## Dataset extract
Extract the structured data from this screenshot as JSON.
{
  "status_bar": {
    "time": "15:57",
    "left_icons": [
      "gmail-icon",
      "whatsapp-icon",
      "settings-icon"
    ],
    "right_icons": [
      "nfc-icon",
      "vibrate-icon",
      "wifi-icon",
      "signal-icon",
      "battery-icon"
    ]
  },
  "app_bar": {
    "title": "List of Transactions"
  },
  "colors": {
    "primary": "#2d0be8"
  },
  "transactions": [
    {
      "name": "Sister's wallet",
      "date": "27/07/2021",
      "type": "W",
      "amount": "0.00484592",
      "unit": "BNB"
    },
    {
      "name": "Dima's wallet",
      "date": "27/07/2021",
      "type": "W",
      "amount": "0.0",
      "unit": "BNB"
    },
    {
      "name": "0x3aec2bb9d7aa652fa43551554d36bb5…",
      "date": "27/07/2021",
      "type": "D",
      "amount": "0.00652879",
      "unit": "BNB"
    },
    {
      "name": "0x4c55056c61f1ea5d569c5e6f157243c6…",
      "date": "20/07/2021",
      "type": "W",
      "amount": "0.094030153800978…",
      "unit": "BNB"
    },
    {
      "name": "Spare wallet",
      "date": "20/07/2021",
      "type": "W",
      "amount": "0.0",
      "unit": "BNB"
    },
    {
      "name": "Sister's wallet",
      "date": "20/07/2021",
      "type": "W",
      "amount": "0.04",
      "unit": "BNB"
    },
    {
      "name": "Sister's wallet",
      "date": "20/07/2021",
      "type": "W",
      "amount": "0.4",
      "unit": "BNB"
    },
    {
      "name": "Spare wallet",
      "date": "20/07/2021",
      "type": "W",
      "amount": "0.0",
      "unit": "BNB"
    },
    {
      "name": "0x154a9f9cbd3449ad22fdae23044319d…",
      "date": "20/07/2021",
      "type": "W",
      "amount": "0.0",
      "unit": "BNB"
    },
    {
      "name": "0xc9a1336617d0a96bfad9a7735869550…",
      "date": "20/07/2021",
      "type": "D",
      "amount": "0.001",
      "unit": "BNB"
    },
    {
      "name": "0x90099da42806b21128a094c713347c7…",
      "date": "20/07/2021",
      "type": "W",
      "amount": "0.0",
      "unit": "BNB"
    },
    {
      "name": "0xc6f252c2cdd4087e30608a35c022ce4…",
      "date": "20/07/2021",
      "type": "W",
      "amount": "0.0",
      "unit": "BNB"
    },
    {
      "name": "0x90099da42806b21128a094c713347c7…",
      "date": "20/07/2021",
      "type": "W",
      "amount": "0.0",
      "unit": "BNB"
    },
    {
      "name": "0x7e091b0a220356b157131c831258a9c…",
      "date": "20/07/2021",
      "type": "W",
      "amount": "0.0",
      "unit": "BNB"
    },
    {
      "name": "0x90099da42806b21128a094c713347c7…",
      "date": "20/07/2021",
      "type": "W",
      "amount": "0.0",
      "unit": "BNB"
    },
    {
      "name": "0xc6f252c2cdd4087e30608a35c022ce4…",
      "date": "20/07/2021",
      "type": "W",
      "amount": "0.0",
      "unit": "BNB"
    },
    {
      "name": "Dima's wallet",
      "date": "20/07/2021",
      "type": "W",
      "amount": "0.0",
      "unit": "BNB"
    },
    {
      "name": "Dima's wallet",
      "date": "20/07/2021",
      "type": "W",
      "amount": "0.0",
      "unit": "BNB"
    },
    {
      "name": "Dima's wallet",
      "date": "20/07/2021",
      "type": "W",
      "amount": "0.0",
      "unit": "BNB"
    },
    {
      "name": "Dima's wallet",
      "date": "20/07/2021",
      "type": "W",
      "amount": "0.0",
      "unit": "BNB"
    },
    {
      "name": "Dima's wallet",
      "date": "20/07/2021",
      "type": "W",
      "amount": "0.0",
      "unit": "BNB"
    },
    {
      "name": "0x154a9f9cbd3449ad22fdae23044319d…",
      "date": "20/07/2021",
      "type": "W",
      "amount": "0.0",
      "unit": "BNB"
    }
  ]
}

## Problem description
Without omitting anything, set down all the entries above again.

## Answer to the problem
Extract the structured data from this screenshot as JSON.
{
  "status_bar": {
    "time": "15:57",
    "left_icons": [
      "gmail-icon",
      "whatsapp-icon",
      "settings-icon"
    ],
    "right_icons": [
      "nfc-icon",
      "vibrate-icon",
      "wifi-icon",
      "signal-icon",
      "battery-icon"
    ]
  },
  "app_bar": {
    "title": "List of Transactions"
  },
  "colors": {
    "primary": "#2d0be8"
  },
  "transactions": [
    {
      "name": "Sister's wallet",
      "date": "27/07/2021",
      "type": "W",
      "amount": "0.00484592",
      "unit": "BNB"
    },
    {
      "name": "Dima's wallet",
      "date": "27/07/2021",
      "type": "W",
      "amount": "0.0",
      "unit": "BNB"
    },
    {
      "name": "0x3aec2bb9d7aa652fa43551554d36bb5…",
      "date": "27/07/2021",
      "type": "D",
      "amount": "0.00652879",
      "unit": "BNB"
    },
    {
      "name": "0x4c55056c61f1ea5d569c5e6f157243c6…",
      "date": "20/07/2021",
      "type": "W",
      "amount": "0.094030153800978…",
      "unit": "BNB"
    },
    {
      "name": "Spare wallet",
      "date": "20/07/2021",
      "type": "W",
      "amount": "0.0",
      "unit": "BNB"
    },
    {
      "name": "Sister's wallet",
      "date": "20/07/2021",
      "type": "W",
      "amount": "0.04",
      "unit": "BNB"
    },
    {
      "name": "Sister's wallet",
      "date": "20/07/2021",
      "type": "W",
      "amount": "0.4",
      "unit": "BNB"
    },
    {
      "name": "Spare wallet",
      "date": "20/07/2021",
      "type": "W",
      "amount": "0.0",
      "unit": "BNB"
    },
    {
      "name": "0x154a9f9cbd3449ad22fdae23044319d…",
      "date": "20/07/2021",
      "type": "W",
      "amount": "0.0",
      "unit": "BNB"
    },
    {
      "name": "0xc9a1336617d0a96bfad9a7735869550…",
      "date": "20/07/2021",
      "type": "D",
      "amount": "0.001",
      "unit": "BNB"
    },
    {
      "name": "0x90099da42806b21128a094c713347c7…",
      "date": "20/07/2021",
      "type": "W",
      "amount": "0.0",
      "unit": "BNB"
    },
    {
      "name": "0xc6f252c2cdd4087e30608a35c022ce4…",
      "date": "20/07/2021",
      "type": "W",
      "amount": "0.0",
      "unit": "BNB"
    },
    {
      "name": "0x90099da42806b21128a094c713347c7…",
      "date": "20/07/2021",
      "type": "W",
      "amount": "0.0",
      "unit": "BNB"
    },
    {
      "name": "0x7e091b0a220356b157131c831258a9c…",
      "date": "20/07/2021",
      "type": "W",
      "amount": "0.0",
      "unit": "BNB"
    },
    {
      "name": "0x90099da42806b21128a094c713347c7…",
      "date": "20/07/2021",
      "type": "W",
      "amount": "0.0",
      "unit": "BNB"
    },
    {
      "name": "0xc6f252c2cdd4087e30608a35c022ce4…",
      "date": "20/07/2021",
      "type": "W",
      "amount": "0.0",
      "unit": "BNB"
    },
    {
      "name": "Dima's wallet",
      "date": "20/07/2021",
      "type": "W",
      "amount": "0.0",
      "unit": "BNB"
    },
    {
      "name": "Dima's wallet",
      "date": "20/07/2021",
      "type": "W",
      "amount": "0.0",
      "unit": "BNB"
    },
    {
      "name": "Dima's wallet",
      "date": "20/07/2021",
      "type": "W",
      "amount": "0.0",
      "unit": "BNB"
    },
    {
      "name": "Dima's wallet",
      "date": "20/07/2021",
      "type": "W",
      "amount": "0.0",
      "unit": "BNB"
    },
    {
      "name": "Dima's wallet",
      "date": "20/07/2021",
      "type": "W",
      "amount": "0.0",
      "unit": "BNB"
    },
    {
      "name": "0x154a9f9cbd3449ad22fdae23044319d…",
      "date": "20/07/2021",
      "type": "W",
      "amount": "0.0",
      "unit": "BNB"
    }
  ]
}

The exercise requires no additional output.